PROBLEM TO SOLVE: Reproduce the following entries exactly, leaving nothing out.

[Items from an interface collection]

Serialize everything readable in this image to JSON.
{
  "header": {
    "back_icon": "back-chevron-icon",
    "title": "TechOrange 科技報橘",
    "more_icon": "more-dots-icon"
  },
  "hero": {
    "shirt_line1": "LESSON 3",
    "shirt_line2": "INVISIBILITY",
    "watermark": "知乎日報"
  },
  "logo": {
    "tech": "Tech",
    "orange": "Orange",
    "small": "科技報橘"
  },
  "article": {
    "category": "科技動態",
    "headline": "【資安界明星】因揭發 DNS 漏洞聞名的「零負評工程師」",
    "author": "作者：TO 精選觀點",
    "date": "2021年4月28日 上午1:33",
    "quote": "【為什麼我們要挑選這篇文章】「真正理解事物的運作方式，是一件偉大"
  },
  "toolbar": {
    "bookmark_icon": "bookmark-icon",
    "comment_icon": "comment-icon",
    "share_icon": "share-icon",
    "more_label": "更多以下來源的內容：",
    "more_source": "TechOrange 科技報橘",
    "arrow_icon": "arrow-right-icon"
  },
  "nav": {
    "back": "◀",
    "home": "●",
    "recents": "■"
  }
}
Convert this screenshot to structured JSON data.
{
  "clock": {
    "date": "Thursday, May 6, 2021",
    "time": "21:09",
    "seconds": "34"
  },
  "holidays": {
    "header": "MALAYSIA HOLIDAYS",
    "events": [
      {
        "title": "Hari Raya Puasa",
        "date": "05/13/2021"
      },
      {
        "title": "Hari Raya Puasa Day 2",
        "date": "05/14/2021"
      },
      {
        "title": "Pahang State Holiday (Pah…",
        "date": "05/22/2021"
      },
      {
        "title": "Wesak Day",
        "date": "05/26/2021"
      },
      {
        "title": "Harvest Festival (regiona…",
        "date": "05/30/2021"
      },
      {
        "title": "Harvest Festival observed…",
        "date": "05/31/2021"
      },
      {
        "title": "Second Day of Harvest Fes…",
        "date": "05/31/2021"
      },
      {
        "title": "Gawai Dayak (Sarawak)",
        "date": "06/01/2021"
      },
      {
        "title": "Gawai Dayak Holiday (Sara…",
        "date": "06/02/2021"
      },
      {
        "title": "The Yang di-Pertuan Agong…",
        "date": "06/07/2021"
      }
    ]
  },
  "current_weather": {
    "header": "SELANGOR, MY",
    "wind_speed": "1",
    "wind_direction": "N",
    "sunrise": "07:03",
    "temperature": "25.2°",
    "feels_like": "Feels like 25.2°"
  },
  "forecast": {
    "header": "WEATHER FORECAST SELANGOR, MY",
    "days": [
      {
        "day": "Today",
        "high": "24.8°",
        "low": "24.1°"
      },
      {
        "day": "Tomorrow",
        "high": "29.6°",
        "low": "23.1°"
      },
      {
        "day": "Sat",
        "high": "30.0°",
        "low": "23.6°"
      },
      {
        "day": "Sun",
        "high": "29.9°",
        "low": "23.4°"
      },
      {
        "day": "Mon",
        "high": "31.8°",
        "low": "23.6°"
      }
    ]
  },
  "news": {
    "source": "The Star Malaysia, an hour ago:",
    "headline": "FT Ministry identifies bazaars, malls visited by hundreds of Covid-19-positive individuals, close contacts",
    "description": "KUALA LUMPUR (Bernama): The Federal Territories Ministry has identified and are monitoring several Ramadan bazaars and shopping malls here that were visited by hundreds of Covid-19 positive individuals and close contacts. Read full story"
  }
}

THE COMPLETED TASK:
Serialize everything readable in this image to JSON.
{
  "header": {
    "back_icon": "back-chevron-icon",
    "title": "TechOrange 科技報橘",
    "more_icon": "more-dots-icon"
  },
  "hero": {
    "shirt_line1": "LESSON 3",
    "shirt_line2": "INVISIBILITY",
    "watermark": "知乎日報"
  },
  "logo": {
    "tech": "Tech",
    "orange": "Orange",
    "small": "科技報橘"
  },
  "article": {
    "category": "科技動態",
    "headline": "【資安界明星】因揭發 DNS 漏洞聞名的「零負評工程師」",
    "author": "作者：TO 精選觀點",
    "date": "2021年4月28日 上午1:33",
    "quote": "【為什麼我們要挑選這篇文章】「真正理解事物的運作方式，是一件偉大"
  },
  "toolbar": {
    "bookmark_icon": "bookmark-icon",
    "comment_icon": "comment-icon",
    "share_icon": "share-icon",
    "more_label": "更多以下來源的內容：",
    "more_source": "TechOrange 科技報橘",
    "arrow_icon": "arrow-right-icon"
  },
  "nav": {
    "back": "◀",
    "home": "●",
    "recents": "■"
  }
}
Convert this screenshot to structured JSON data.
{
  "clock": {
    "date": "Thursday, May 6, 2021",
    "time": "21:09",
    "seconds": "34"
  },
  "holidays": {
    "header": "MALAYSIA HOLIDAYS",
    "events": [
      {
        "title": "Hari Raya Puasa",
        "date": "05/13/2021"
      },
      {
        "title": "Hari Raya Puasa Day 2",
        "date": "05/14/2021"
      },
      {
        "title": "Pahang State Holiday (Pah…",
        "date": "05/22/2021"
      },
      {
        "title": "Wesak Day",
        "date": "05/26/2021"
      },
      {
        "title": "Harvest Festival (regiona…",
        "date": "05/30/2021"
      },
      {
        "title": "Harvest Festival observed…",
        "date": "05/31/2021"
      },
      {
        "title": "Second Day of Harvest Fes…",
        "date": "05/31/2021"
      },
      {
        "title": "Gawai Dayak (Sarawak)",
        "date": "06/01/2021"
      },
      {
        "title": "Gawai Dayak Holiday (Sara…",
        "date": "06/02/2021"
      },
      {
        "title": "The Yang di-Pertuan Agong…",
        "date": "06/07/2021"
      }
    ]
  },
  "current_weather": {
    "header": "SELANGOR, MY",
    "wind_speed": "1",
    "wind_direction": "N",
    "sunrise": "07:03",
    "temperature": "25.2°",
    "feels_like": "Feels like 25.2°"
  },
  "forecast": {
    "header": "WEATHER FORECAST SELANGOR, MY",
    "days": [
      {
        "day": "Today",
        "high": "24.8°",
        "low": "24.1°"
      },
      {
        "day": "Tomorrow",
        "high": "29.6°",
        "low": "23.1°"
      },
      {
        "day": "Sat",
        "high": "30.0°",
        "low": "23.6°"
      },
      {
        "day": "Sun",
        "high": "29.9°",
        "low": "23.4°"
      },
      {
        "day": "Mon",
        "high": "31.8°",
        "low": "23.6°"
      }
    ]
  },
  "news": {
    "source": "The Star Malaysia, an hour ago:",
    "headline": "FT Ministry identifies bazaars, malls visited by hundreds of Covid-19-positive individuals, close contacts",
    "description": "KUALA LUMPUR (Bernama): The Federal Territories Ministry has identified and are monitoring several Ramadan bazaars and shopping malls here that were visited by hundreds of Covid-19 positive individuals and close contacts. Read full story"
  }
}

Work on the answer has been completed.